So, Where do you begin with a project like this? At the beginning, of course ;-) Seriously, though – you begin at Outback on a cold winter night with a good friend (Mark Hessler, in my case) that’s willing to prod you in the ass to get things moving. I was waffling about what to do to the car next. TRE Transmission? Magnus Dogbox? Even with those options, I wouldn’t be confortable with the breakage that I think I’d end up with. Okay, what other alternatives? ‘Change the driveline completely’ was the only other one that came to mind. I remember the first year Dave Buschur had his RWD first gen at the shootout. I loved the matte black look that the car had, but even moreso, I liked that dave had back-halved the car. Since then, I’ve wanted a RWD Talon. Nobody should ever say “no” to “let’s do it”, unless you’re talking about dirty women. And I mean dirty as in infected, not dirty as in naughty. So, that was about it. I brought it up to Mark, he replied with “make it rear wheel drive” and after some waffling, decided to go for it. Cake. Alright, not so simple. It was about like that, and then the napkin drawing started. We started pondering exactly what would be required to actually produce this new chassis, and then to get the engine turned the right way, and then get everything else squared away. We asked ourselves some questions like “what are the goals for the car?” and “can I live off Ramen noodles for a year?” … you know, the important stuff.

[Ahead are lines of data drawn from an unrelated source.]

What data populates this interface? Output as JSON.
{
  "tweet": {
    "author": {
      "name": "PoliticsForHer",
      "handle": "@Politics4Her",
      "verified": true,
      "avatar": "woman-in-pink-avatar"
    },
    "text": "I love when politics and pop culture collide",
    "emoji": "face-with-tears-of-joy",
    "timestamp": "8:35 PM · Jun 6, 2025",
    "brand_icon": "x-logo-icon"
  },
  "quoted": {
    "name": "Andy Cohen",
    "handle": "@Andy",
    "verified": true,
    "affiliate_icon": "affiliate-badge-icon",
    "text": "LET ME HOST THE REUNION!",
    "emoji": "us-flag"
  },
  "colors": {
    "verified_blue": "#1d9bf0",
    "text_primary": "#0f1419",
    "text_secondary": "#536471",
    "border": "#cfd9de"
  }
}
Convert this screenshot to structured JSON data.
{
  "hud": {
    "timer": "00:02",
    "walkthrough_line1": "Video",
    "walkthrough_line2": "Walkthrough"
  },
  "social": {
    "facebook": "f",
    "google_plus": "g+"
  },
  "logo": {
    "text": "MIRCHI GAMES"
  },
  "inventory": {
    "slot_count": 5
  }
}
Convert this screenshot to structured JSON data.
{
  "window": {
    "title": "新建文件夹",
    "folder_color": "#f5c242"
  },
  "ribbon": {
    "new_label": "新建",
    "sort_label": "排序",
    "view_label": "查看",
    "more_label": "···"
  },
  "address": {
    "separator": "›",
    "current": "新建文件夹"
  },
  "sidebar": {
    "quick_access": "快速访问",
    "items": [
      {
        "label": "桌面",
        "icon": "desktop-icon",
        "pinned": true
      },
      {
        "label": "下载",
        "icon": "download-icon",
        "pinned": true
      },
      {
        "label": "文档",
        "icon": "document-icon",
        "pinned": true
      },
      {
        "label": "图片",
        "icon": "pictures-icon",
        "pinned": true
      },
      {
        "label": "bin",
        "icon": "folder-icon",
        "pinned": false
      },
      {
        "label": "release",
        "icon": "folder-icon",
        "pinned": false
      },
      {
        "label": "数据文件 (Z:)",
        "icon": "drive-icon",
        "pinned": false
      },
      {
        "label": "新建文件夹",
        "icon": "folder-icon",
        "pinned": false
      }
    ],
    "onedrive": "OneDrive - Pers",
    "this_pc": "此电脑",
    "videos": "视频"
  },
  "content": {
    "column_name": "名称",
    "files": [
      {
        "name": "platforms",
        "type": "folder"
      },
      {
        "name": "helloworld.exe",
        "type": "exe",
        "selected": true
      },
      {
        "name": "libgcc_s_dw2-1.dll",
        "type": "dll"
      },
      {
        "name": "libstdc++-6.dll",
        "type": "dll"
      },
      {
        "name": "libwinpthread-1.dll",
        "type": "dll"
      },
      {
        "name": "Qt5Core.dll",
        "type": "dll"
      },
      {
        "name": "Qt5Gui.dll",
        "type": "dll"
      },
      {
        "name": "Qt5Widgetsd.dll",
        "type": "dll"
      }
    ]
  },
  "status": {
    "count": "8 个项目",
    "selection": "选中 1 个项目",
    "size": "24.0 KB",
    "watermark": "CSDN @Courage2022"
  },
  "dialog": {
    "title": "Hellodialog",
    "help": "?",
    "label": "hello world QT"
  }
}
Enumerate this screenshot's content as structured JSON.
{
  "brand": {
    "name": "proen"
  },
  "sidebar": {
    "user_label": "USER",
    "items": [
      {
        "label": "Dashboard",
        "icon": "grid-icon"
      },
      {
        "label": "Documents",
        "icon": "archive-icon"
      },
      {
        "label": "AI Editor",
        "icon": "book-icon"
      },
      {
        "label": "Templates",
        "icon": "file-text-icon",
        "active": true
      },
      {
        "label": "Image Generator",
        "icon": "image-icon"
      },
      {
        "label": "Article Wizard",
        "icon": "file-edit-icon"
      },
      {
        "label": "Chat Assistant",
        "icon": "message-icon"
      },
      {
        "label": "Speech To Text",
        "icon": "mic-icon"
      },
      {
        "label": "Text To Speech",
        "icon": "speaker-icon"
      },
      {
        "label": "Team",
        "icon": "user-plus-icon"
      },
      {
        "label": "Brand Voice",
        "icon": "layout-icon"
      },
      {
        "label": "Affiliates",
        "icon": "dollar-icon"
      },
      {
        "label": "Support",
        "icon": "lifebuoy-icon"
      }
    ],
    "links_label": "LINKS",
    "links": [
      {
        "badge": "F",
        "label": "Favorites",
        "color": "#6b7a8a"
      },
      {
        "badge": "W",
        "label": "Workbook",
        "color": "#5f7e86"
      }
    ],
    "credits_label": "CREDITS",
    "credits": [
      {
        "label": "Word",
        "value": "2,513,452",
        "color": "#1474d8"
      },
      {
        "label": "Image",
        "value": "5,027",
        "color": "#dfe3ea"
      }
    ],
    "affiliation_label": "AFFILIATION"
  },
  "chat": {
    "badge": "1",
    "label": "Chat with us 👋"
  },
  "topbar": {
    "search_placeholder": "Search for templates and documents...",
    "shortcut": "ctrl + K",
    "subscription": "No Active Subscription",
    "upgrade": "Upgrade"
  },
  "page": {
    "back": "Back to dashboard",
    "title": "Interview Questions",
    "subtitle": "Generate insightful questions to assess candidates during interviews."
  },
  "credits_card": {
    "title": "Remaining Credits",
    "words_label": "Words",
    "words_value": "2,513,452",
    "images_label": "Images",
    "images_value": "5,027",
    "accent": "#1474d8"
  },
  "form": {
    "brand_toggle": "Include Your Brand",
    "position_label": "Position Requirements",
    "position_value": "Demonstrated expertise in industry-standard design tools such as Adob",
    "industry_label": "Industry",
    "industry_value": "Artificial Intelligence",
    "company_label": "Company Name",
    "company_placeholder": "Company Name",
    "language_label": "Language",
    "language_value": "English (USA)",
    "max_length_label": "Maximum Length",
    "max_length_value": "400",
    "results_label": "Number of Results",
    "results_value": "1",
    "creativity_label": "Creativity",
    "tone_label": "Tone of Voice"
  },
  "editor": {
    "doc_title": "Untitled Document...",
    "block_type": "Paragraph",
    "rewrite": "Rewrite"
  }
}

After deciding that I didn’t need the money anyway, we got down to business. What were the goals for the car? Power? Configuration? What would we use to accomplish these goals? Would we be able to take on a project like this? How long would it take? Goals for the car? 8.50’s. On a 10.5″ tire. Power?: 850 horse. It’d be nice to have that to the wheels, but there are some power hungry components. Well, I really mean there’s a convertor with lots of loss. So, I’m okay if it’ll whip out 850 at the crank. That should be close to 8.50’s if there isn’t too much loss in the convertor. Configuration? Yeah, RWD. We’re using a Chevy 10 bolt rear end, stuffed with lots of racing goodies :-) Accomplishing these goals? Time, Money, the ability to fabricate, and the dedication to getting it done. We’re working on all those as we build the car ;-) Taking on a project like this? Looking back, even though I didn’t consider myself naive then, I still didn’t know it would take quite as much of everything that it has. How long will it take? We’re about a year into it. I’m sure it’d already be done, had we kept the pace that we did up for six months. That just isn’t possible, though. Mark and I typically spent 30 hours a week on the car, in addition to having full time jobs. It gets old after six months, no matter how “worth it” it is.